They thought it was interesting, but I’m not sure if it hit home for them yet. They don’t look through a lot of fashion magazines, don’t watch much beyond the Disney channel, and right now their idols are more like Abby Wambach (a U.S. soccer play) and Taylor Swift than Gisele Bundchen or Miley Cyrus. For now.
But I’m not going to take any chances when it comes to my girls’ body images. According to a study announced in February of this year from the National Institute on Media and the Family, about 40 percent of girls ages nine and 10 have tried to lose weight.
Calliat looking beautiful without make up.
Seriously? Four out of 10 girls.
It gets worse. The National Association of Anorexia Nervosa and Associated Disorders suggests that eating disorders typically start in the teen years, but may begin as early as age eight. Eight years old.
My youngest is eight. Her older sisters are 9 and a half. I don’t have much time.
I don’t have much time to convince them that they are beautiful regardless of their weight. I don’t have much time to show them that they are more than the clothes that they wear and that make up should enhance their looks, not conceal them. I don’t have much time to hope they understand they don’t have to try so hard to fit an image or a beauty mold. And I don’t have much time to protect them from judgement, from peer pressure, from the media, from their “friends.”
So, because I don’t have much time, I will continue to try and show them. I will show them that their mother is comfortable in her own skin and that their father loves her no matter what her size. I will encourage them to love food, but more importantly, understand it — how it fuels the body, how it makes your skin glow, how good food tastes. And I will demonstrate Photoshop, talk about pictures in magazines, and avoid stores that don’t sell to “real” girls.
And we all say we will do these things, be that mom, live that life; but yet it is so hard. So, so hard to be the example I want to be for my girls.
Earlier this week when I received a compliment from my good friend about how I looked, I responded with: “Ugh. Thanks but I feel awful. I haven’t been working out and I’ve been eating like crap.”
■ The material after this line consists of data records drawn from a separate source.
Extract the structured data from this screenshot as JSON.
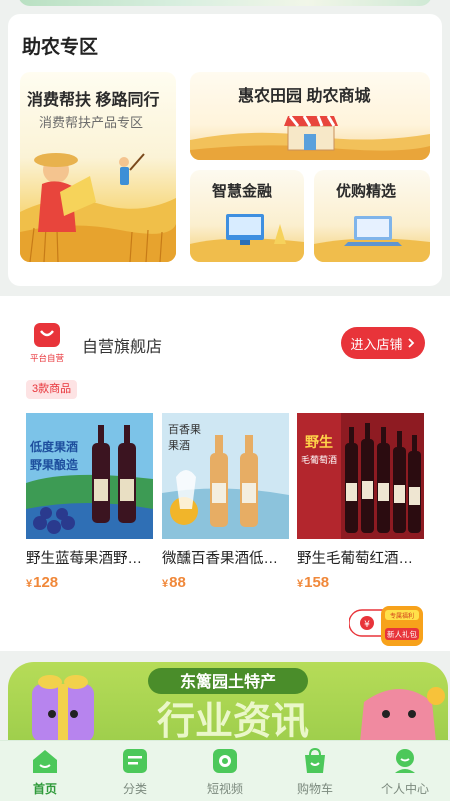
{
  "farm_section": {
    "title": "助农专区",
    "tiles": [
      {
        "title": "消费帮扶 移路同行",
        "subtitle": "消费帮扶产品专区"
      },
      {
        "title": "惠农田园 助农商城"
      },
      {
        "title": "智慧金融"
      },
      {
        "title": "优购精选"
      }
    ]
  },
  "store": {
    "logo_text": "平台自营",
    "name": "自营旗舰店",
    "enter_label": "进入店铺",
    "count_badge": "3款商品",
    "products": [
      {
        "name": "野生蓝莓果酒野生蓝莓果酒",
        "price": "128",
        "currency": "¥",
        "img_text": [
          "低度果酒",
          "野果酿造"
        ]
      },
      {
        "name": "微醺百香果酒低度果酒",
        "price": "88",
        "currency": "¥",
        "img_text": [
          "百香果",
          "果酒"
        ]
      },
      {
        "name": "野生毛葡萄红酒野生毛葡萄",
        "price": "158",
        "currency": "¥",
        "img_text": [
          "野生",
          "毛葡萄酒"
        ]
      }
    ]
  },
  "gift_float": {
    "label": "新人礼包",
    "tag": "专属福利"
  },
  "banner": {
    "top_text": "东篱园土特产",
    "main_text": "行业资讯"
  },
  "tabbar": [
    {
      "label": "首页",
      "icon": "home-icon",
      "active": true
    },
    {
      "label": "分类",
      "icon": "category-icon",
      "active": false
    },
    {
      "label": "短视频",
      "icon": "video-icon",
      "active": false
    },
    {
      "label": "购物车",
      "icon": "cart-icon",
      "active": false
    },
    {
      "label": "个人中心",
      "icon": "profile-icon",
      "active": false
    }
  ],
  "colors": {
    "accent_red": "#e8343a",
    "price_orange": "#f0883a",
    "tab_active": "#2f9a3a",
    "tab_green": "#4cc85a"
  }
}
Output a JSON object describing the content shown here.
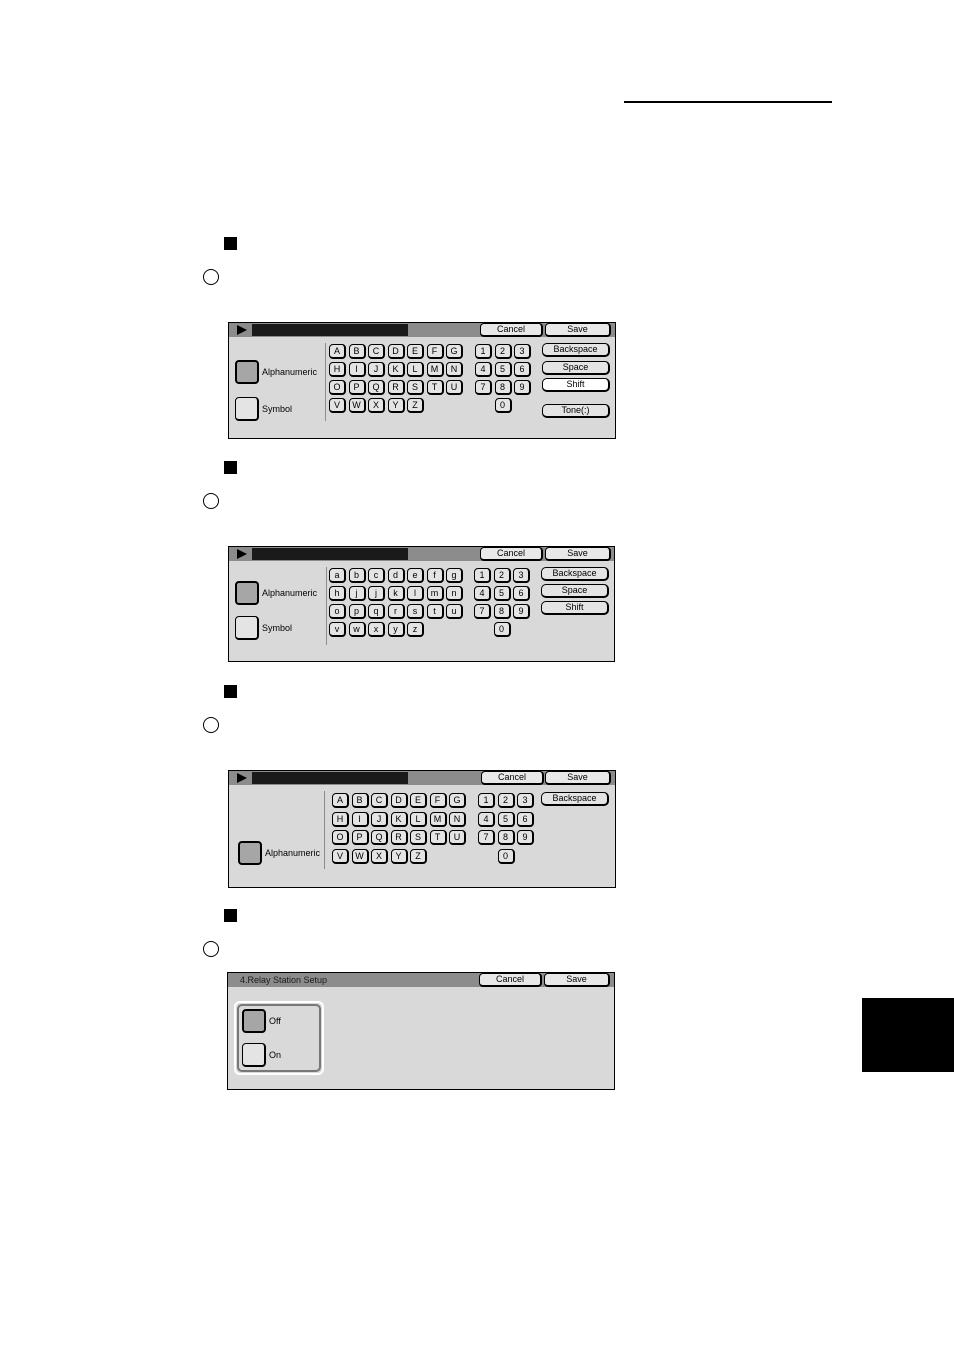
{
  "panels": [
    {
      "title": "",
      "header_buttons": {
        "cancel": "Cancel",
        "save": "Save"
      },
      "modes": [
        "Alphanumeric",
        "Symbol"
      ],
      "selected_mode": "Alphanumeric",
      "letter_rows": [
        [
          "A",
          "B",
          "C",
          "D",
          "E",
          "F",
          "G"
        ],
        [
          "H",
          "I",
          "J",
          "K",
          "L",
          "M",
          "N"
        ],
        [
          "O",
          "P",
          "Q",
          "R",
          "S",
          "T",
          "U"
        ],
        [
          "V",
          "W",
          "X",
          "Y",
          "Z"
        ]
      ],
      "number_rows": [
        [
          "1",
          "2",
          "3"
        ],
        [
          "4",
          "5",
          "6"
        ],
        [
          "7",
          "8",
          "9"
        ],
        [
          "0"
        ]
      ],
      "function_buttons": [
        "Backspace",
        "Space",
        "Shift",
        "Tone(:)"
      ],
      "active_function": "Shift"
    },
    {
      "title": "",
      "header_buttons": {
        "cancel": "Cancel",
        "save": "Save"
      },
      "modes": [
        "Alphanumeric",
        "Symbol"
      ],
      "selected_mode": "Alphanumeric",
      "letter_rows": [
        [
          "a",
          "b",
          "c",
          "d",
          "e",
          "f",
          "g"
        ],
        [
          "h",
          "j",
          "j",
          "k",
          "l",
          "m",
          "n"
        ],
        [
          "o",
          "p",
          "q",
          "r",
          "s",
          "t",
          "u"
        ],
        [
          "v",
          "w",
          "x",
          "y",
          "z"
        ]
      ],
      "number_rows": [
        [
          "1",
          "2",
          "3"
        ],
        [
          "4",
          "5",
          "6"
        ],
        [
          "7",
          "8",
          "9"
        ],
        [
          "0"
        ]
      ],
      "function_buttons": [
        "Backspace",
        "Space",
        "Shift"
      ],
      "active_function": ""
    },
    {
      "title": "",
      "header_buttons": {
        "cancel": "Cancel",
        "save": "Save"
      },
      "modes": [
        "Alphanumeric"
      ],
      "selected_mode": "Alphanumeric",
      "letter_rows": [
        [
          "A",
          "B",
          "C",
          "D",
          "E",
          "F",
          "G"
        ],
        [
          "H",
          "I",
          "J",
          "K",
          "L",
          "M",
          "N"
        ],
        [
          "O",
          "P",
          "Q",
          "R",
          "S",
          "T",
          "U"
        ],
        [
          "V",
          "W",
          "X",
          "Y",
          "Z"
        ]
      ],
      "number_rows": [
        [
          "1",
          "2",
          "3"
        ],
        [
          "4",
          "5",
          "6"
        ],
        [
          "7",
          "8",
          "9"
        ],
        [
          "0"
        ]
      ],
      "function_buttons": [
        "Backspace"
      ],
      "active_function": ""
    },
    {
      "title": "4.Relay Station Setup",
      "header_buttons": {
        "cancel": "Cancel",
        "save": "Save"
      },
      "options": [
        "Off",
        "On"
      ],
      "selected_option": "Off"
    }
  ],
  "icons": {
    "section_marker": "black-square",
    "step_marker": "circle",
    "title_arrow": "play-triangle"
  }
}
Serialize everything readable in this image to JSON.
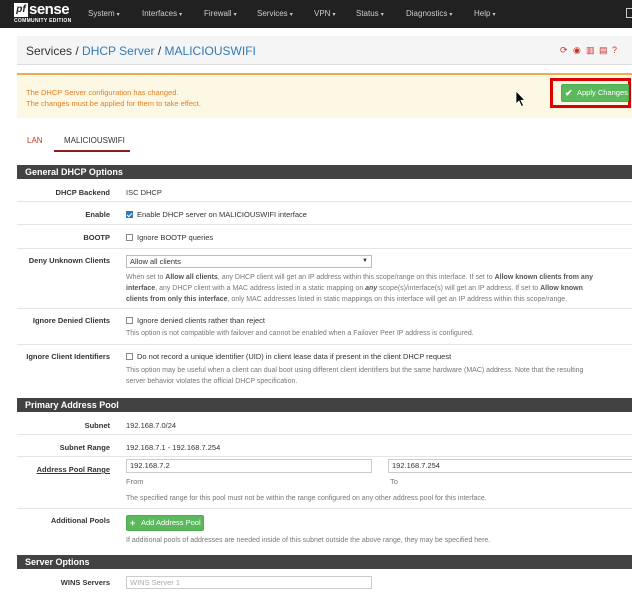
{
  "nav": {
    "logo_word": "sense",
    "logo_mark": "pf",
    "logo_sub": "COMMUNITY EDITION",
    "items": [
      "System",
      "Interfaces",
      "Firewall",
      "Services",
      "VPN",
      "Status",
      "Diagnostics",
      "Help"
    ]
  },
  "breadcrumb": {
    "root": "Services",
    "sep": "/",
    "section": "DHCP Server",
    "page": "MALICIOUSWIFI"
  },
  "alert": {
    "line1": "The DHCP Server configuration has changed.",
    "line2": "The changes must be applied for them to take effect.",
    "apply_label": "Apply Changes"
  },
  "tabs": [
    "LAN",
    "MALICIOUSWIFI"
  ],
  "general": {
    "title": "General DHCP Options",
    "backend_label": "DHCP Backend",
    "backend_value": "ISC DHCP",
    "enable_label": "Enable",
    "enable_text": "Enable DHCP server on MALICIOUSWIFI interface",
    "enable_checked": true,
    "bootp_label": "BOOTP",
    "bootp_text": "Ignore BOOTP queries",
    "deny_label": "Deny Unknown Clients",
    "deny_value": "Allow all clients",
    "deny_help": [
      [
        "When set to ",
        "Allow all clients",
        ", any DHCP client will get an IP address within this scope/range on this interface. If set to ",
        "Allow known clients from any"
      ],
      [
        "interface",
        ", any DHCP client with a MAC address listed in a static mapping on ",
        "any",
        " scope(s)/interface(s) will get an IP address. If set to ",
        "Allow known"
      ],
      [
        "clients from only this interface",
        ", only MAC addresses listed in static mappings on this interface will get an IP address within this scope/range."
      ]
    ],
    "ignore_denied_label": "Ignore Denied Clients",
    "ignore_denied_text": "Ignore denied clients rather than reject",
    "ignore_denied_help": "This option is not compatible with failover and cannot be enabled when a Failover Peer IP address is configured.",
    "ignore_ids_label": "Ignore Client Identifiers",
    "ignore_ids_text": "Do not record a unique identifier (UID) in client lease data if present in the client DHCP request",
    "ignore_ids_help1": "This option may be useful when a client can dual boot using different client identifiers but the same hardware (MAC) address. Note that the resulting",
    "ignore_ids_help2": "server behavior violates the official DHCP specification."
  },
  "pool": {
    "title": "Primary Address Pool",
    "subnet_label": "Subnet",
    "subnet_value": "192.168.7.0/24",
    "range_label": "Subnet Range",
    "range_value": "192.168.7.1 - 192.168.7.254",
    "pool_label": "Address Pool Range",
    "from_value": "192.168.7.2",
    "to_value": "192.168.7.254",
    "from_label": "From",
    "to_label": "To",
    "pool_help": "The specified range for this pool must not be within the range configured on any other address pool for this interface.",
    "additional_label": "Additional Pools",
    "add_button": "Add Address Pool",
    "additional_help": "If additional pools of addresses are needed inside of this subnet outside the above range, they may be specified here."
  },
  "server": {
    "title": "Server Options",
    "wins_label": "WINS Servers",
    "wins_placeholder": "WINS Server 1"
  }
}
My friend responded in kind when I told her how healthy she looked after changing her diet: “Blech. I’ve just gained three to four pounds.I know I’ll lose it but I just feel blah.”
Between us we have five beautiful daughters, are successful in our jobs, have great marriages and are just plain happy. And neither one of us could just say thanks after receiving a compliment about our bodies, although both of us live healthy lifestyles.
So why can’t we admit it to anyone else? Why is it so hard, especially as women and more importantly, as young girls, to like ourselves, to not care what others think, to not try so hard just to focus on our looks.
Colbie Calliat’s lyrics say so much. “When you’re all alone by yourself do you like you?”
Maybe that’s where I will start. For me — and my girls.